▸ **What to work on**
Your reply should be only the number of lines in the records that contain the word "Bradley".

▸ **Data for this exercise**

= = = = = = =

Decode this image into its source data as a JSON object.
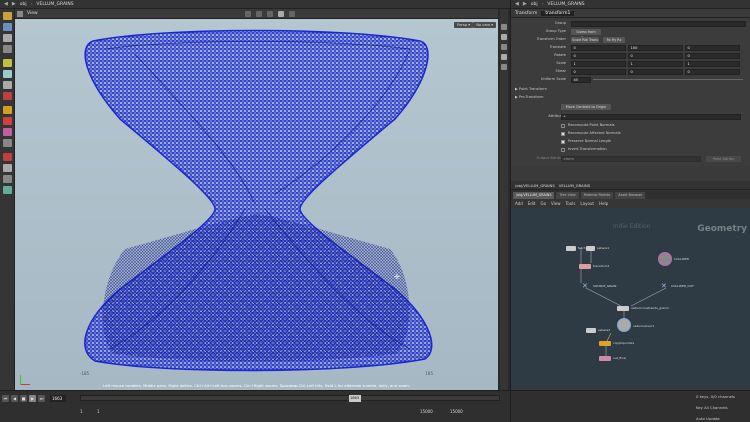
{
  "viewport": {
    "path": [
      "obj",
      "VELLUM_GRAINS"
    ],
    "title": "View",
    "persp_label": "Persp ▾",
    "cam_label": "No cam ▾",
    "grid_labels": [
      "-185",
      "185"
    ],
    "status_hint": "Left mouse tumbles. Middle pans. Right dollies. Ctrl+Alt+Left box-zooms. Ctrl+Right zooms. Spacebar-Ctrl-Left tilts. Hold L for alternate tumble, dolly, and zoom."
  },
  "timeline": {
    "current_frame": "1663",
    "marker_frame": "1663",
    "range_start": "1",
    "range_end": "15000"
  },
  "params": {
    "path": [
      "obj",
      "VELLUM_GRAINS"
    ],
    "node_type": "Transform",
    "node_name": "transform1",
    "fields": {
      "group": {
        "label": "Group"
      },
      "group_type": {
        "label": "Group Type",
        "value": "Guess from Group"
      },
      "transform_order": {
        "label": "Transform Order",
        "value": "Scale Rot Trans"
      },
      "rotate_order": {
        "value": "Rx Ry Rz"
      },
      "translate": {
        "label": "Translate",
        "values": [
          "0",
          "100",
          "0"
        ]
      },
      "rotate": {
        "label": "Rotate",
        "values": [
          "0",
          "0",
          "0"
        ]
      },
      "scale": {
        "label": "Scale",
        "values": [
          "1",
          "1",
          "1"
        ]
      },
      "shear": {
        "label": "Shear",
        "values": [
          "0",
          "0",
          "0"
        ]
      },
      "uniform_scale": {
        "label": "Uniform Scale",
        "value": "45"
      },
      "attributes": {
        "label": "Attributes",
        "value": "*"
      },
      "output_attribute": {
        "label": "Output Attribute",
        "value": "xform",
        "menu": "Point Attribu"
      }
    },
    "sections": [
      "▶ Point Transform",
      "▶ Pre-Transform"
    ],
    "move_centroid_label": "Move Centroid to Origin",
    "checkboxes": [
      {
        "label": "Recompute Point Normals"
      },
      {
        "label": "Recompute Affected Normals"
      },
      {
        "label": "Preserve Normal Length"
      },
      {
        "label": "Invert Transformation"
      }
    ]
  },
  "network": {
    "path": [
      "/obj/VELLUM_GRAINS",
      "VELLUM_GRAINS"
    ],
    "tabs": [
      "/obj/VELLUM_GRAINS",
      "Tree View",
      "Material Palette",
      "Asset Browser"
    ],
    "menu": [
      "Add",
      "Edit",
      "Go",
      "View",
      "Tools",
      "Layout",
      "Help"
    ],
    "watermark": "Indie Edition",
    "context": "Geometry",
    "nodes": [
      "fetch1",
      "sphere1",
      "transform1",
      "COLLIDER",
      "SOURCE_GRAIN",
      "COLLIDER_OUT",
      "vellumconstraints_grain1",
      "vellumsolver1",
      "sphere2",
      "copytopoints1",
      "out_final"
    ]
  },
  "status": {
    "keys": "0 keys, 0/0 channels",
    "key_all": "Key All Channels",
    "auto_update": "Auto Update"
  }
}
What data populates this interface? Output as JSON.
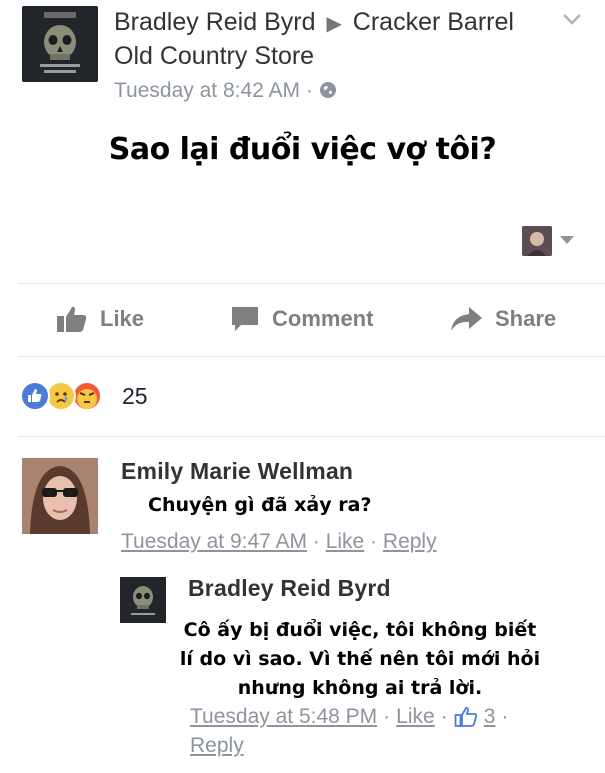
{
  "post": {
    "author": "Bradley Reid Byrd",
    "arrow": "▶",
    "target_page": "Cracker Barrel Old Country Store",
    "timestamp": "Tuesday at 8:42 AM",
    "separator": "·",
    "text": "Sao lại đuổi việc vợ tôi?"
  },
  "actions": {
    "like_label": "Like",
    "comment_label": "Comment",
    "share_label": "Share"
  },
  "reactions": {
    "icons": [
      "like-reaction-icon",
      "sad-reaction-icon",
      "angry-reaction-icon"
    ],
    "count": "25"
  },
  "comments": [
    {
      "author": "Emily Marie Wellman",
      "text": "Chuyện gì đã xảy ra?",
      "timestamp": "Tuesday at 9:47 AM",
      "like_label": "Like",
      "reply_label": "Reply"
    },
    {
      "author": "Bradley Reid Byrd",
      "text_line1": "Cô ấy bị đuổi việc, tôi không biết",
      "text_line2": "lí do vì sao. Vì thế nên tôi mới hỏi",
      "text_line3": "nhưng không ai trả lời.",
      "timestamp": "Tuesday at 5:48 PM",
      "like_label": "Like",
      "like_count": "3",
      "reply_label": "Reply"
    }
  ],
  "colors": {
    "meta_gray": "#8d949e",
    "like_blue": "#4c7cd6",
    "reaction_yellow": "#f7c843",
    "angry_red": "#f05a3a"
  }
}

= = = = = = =

▸ **Exercise result**
2